Exclude every picture and return the remaining entries below verbatim.
*** Opening of DATA SUPPLIED ***
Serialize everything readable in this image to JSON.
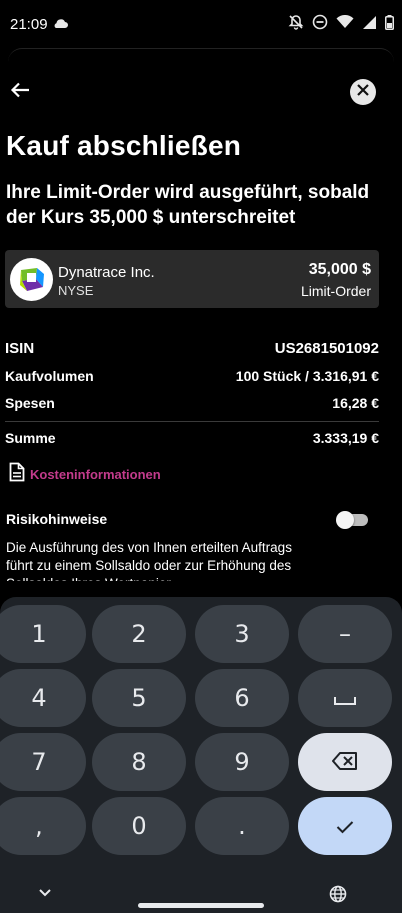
{
  "status": {
    "time": "21:09",
    "icons": [
      "cloud-icon",
      "notifications-off-icon",
      "do-not-disturb-icon",
      "wifi-icon",
      "signal-icon",
      "battery-icon"
    ]
  },
  "header": {
    "back_icon": "arrow-left-icon",
    "close_icon": "close-icon"
  },
  "page": {
    "title": "Kauf abschließen",
    "subtitle": "Ihre Limit-Order wird ausgeführt, sobald der Kurs 35,000 $ unterschreitet"
  },
  "stock": {
    "name": "Dynatrace Inc.",
    "exchange": "NYSE",
    "price": "35,000 $",
    "order_type": "Limit-Order"
  },
  "details": {
    "isin_label": "ISIN",
    "isin_value": "US2681501092",
    "volume_label": "Kaufvolumen",
    "volume_value": "100 Stück / 3.316,91 €",
    "fees_label": "Spesen",
    "fees_value": "16,28 €",
    "sum_label": "Summe",
    "sum_value": "3.333,19 €"
  },
  "cost_link": {
    "label": "Kosteninformationen",
    "icon": "document-icon"
  },
  "risk": {
    "title": "Risikohinweise",
    "text": "Die Ausführung des von Ihnen erteilten Auftrags führt zu einem Sollsaldo oder zur Erhöhung des Sollsaldos Ihres Wertpapier-",
    "toggle_on": false
  },
  "keyboard": {
    "keys": [
      [
        "1",
        "2",
        "3",
        "–"
      ],
      [
        "4",
        "5",
        "6",
        "␣"
      ],
      [
        "7",
        "8",
        "9",
        "⌫"
      ],
      [
        ",",
        "0",
        ".",
        "✓"
      ]
    ]
  },
  "nav": {
    "hide_icon": "chevron-down-icon",
    "globe_icon": "globe-icon"
  },
  "colors": {
    "background": "#000000",
    "card": "#2b2b2b",
    "link": "#c33b8c",
    "keyboard_bg": "#1e2227",
    "key_bg": "#3a4047",
    "confirm_key": "#c3d8f7"
  }
}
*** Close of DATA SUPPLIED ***
§ **RESULT OF THE EXERCISE**
Serialize everything readable in this image to JSON.
{
  "status": {
    "time": "21:09",
    "icons": [
      "cloud-icon",
      "notifications-off-icon",
      "do-not-disturb-icon",
      "wifi-icon",
      "signal-icon",
      "battery-icon"
    ]
  },
  "header": {
    "back_icon": "arrow-left-icon",
    "close_icon": "close-icon"
  },
  "page": {
    "title": "Kauf abschließen",
    "subtitle": "Ihre Limit-Order wird ausgeführt, sobald der Kurs 35,000 $ unterschreitet"
  },
  "stock": {
    "name": "Dynatrace Inc.",
    "exchange": "NYSE",
    "price": "35,000 $",
    "order_type": "Limit-Order"
  },
  "details": {
    "isin_label": "ISIN",
    "isin_value": "US2681501092",
    "volume_label": "Kaufvolumen",
    "volume_value": "100 Stück / 3.316,91 €",
    "fees_label": "Spesen",
    "fees_value": "16,28 €",
    "sum_label": "Summe",
    "sum_value": "3.333,19 €"
  },
  "cost_link": {
    "label": "Kosteninformationen",
    "icon": "document-icon"
  },
  "risk": {
    "title": "Risikohinweise",
    "text": "Die Ausführung des von Ihnen erteilten Auftrags führt zu einem Sollsaldo oder zur Erhöhung des Sollsaldos Ihres Wertpapier-",
    "toggle_on": false
  },
  "keyboard": {
    "keys": [
      [
        "1",
        "2",
        "3",
        "–"
      ],
      [
        "4",
        "5",
        "6",
        "␣"
      ],
      [
        "7",
        "8",
        "9",
        "⌫"
      ],
      [
        ",",
        "0",
        ".",
        "✓"
      ]
    ]
  },
  "nav": {
    "hide_icon": "chevron-down-icon",
    "globe_icon": "globe-icon"
  },
  "colors": {
    "background": "#000000",
    "card": "#2b2b2b",
    "link": "#c33b8c",
    "keyboard_bg": "#1e2227",
    "key_bg": "#3a4047",
    "confirm_key": "#c3d8f7"
  }
}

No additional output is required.